■ **Records for this exercise**:
=-=-=-=-=

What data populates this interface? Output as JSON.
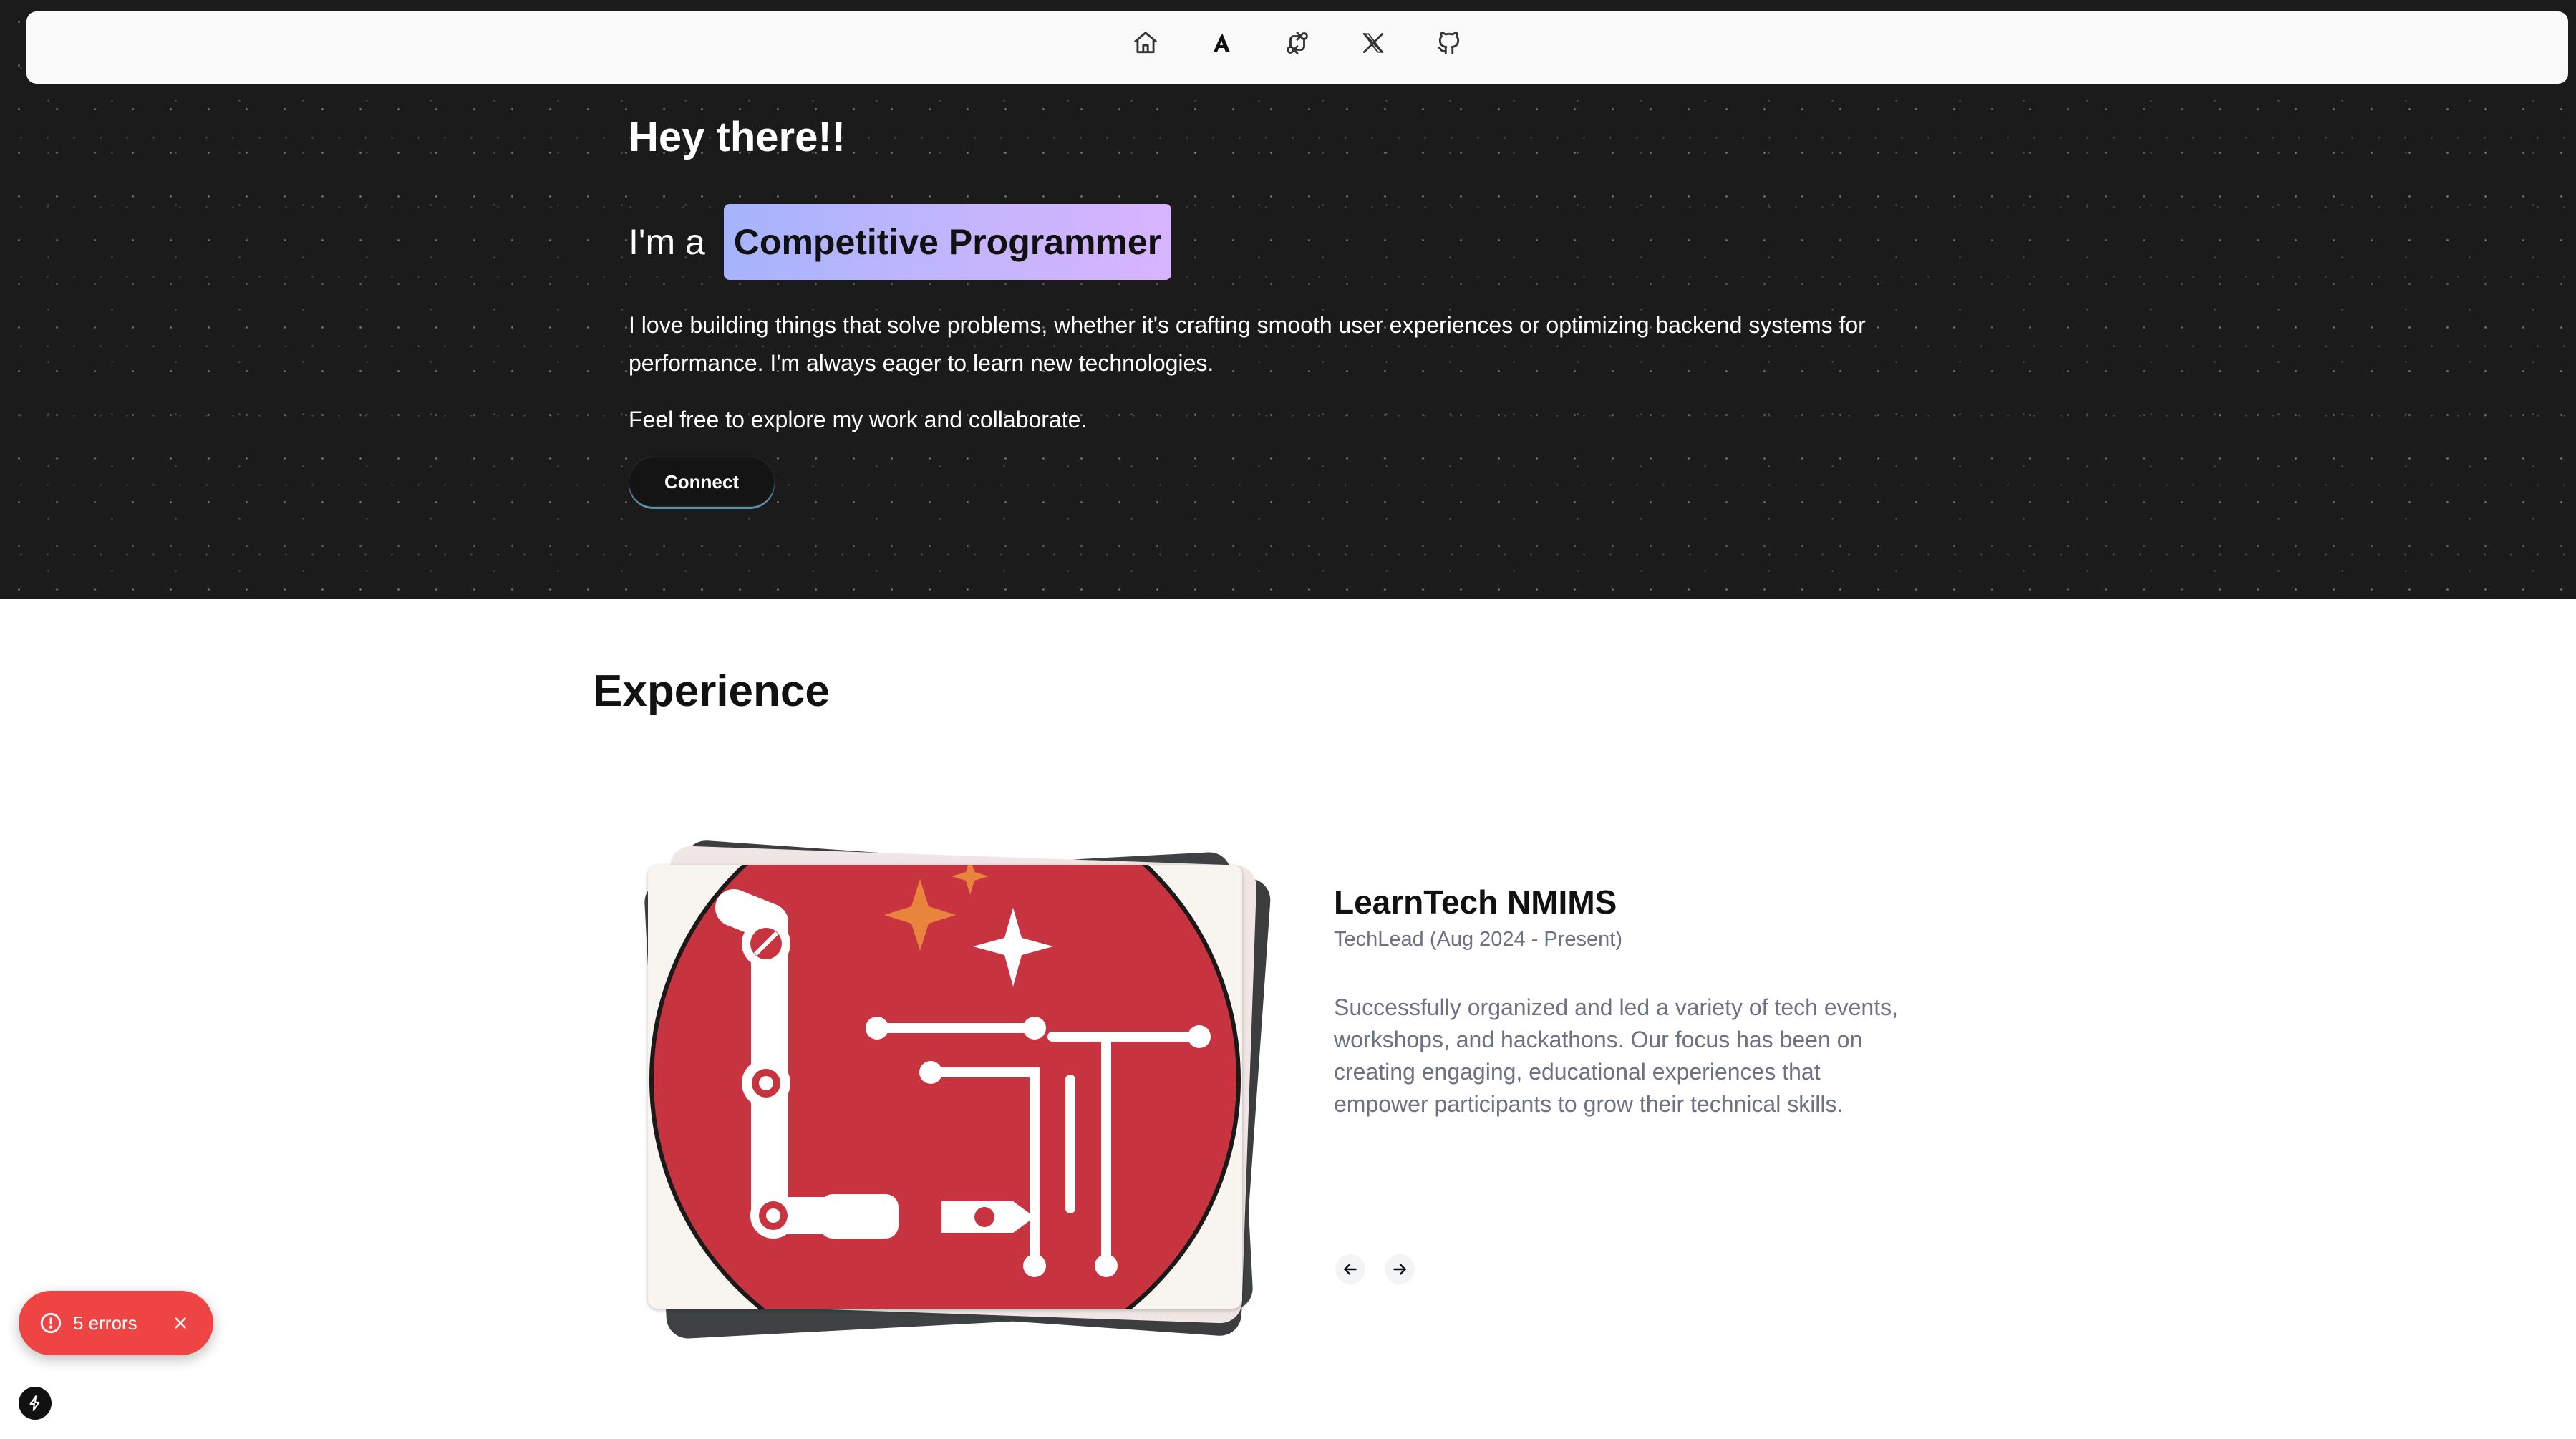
{
  "nav": {
    "items": [
      {
        "icon": "home-icon"
      },
      {
        "icon": "logo-a-icon",
        "label": "A"
      },
      {
        "icon": "git-compare-icon"
      },
      {
        "icon": "x-twitter-icon"
      },
      {
        "icon": "github-icon"
      }
    ]
  },
  "hero": {
    "greeting": "Hey there!!",
    "role_prefix": "I'm a",
    "role": "Competitive Programmer",
    "bio": "I love building things that solve problems, whether it's crafting smooth user experiences or optimizing backend systems for performance. I'm always eager to learn new technologies.",
    "bio2": "Feel free to explore my work and collaborate.",
    "connect_label": "Connect"
  },
  "experience": {
    "title": "Experience",
    "company": "LearnTech NMIMS",
    "role_date": "TechLead (Aug 2024 - Present)",
    "description": "Successfully organized and led a variety of tech events, workshops, and hackathons. Our focus has been on creating engaging, educational experiences that empower participants to grow their technical skills.",
    "prev_icon": "arrow-left-icon",
    "next_icon": "arrow-right-icon"
  },
  "errors": {
    "label": "5 errors"
  },
  "colors": {
    "hero_bg": "#1b1b1b",
    "chip_gradient_start": "#a5b4fc",
    "chip_gradient_end": "#d8b4fe",
    "error_red": "#ef4444",
    "logo_red": "#c7343f"
  }
}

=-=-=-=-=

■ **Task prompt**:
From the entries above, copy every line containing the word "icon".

■ **Written reply**:
        "icon": "home-icon"
        "icon": "logo-a-icon",
        "icon": "git-compare-icon"
        "icon": "x-twitter-icon"
        "icon": "github-icon"
    "prev_icon": "arrow-left-icon",
    "next_icon": "arrow-right-icon"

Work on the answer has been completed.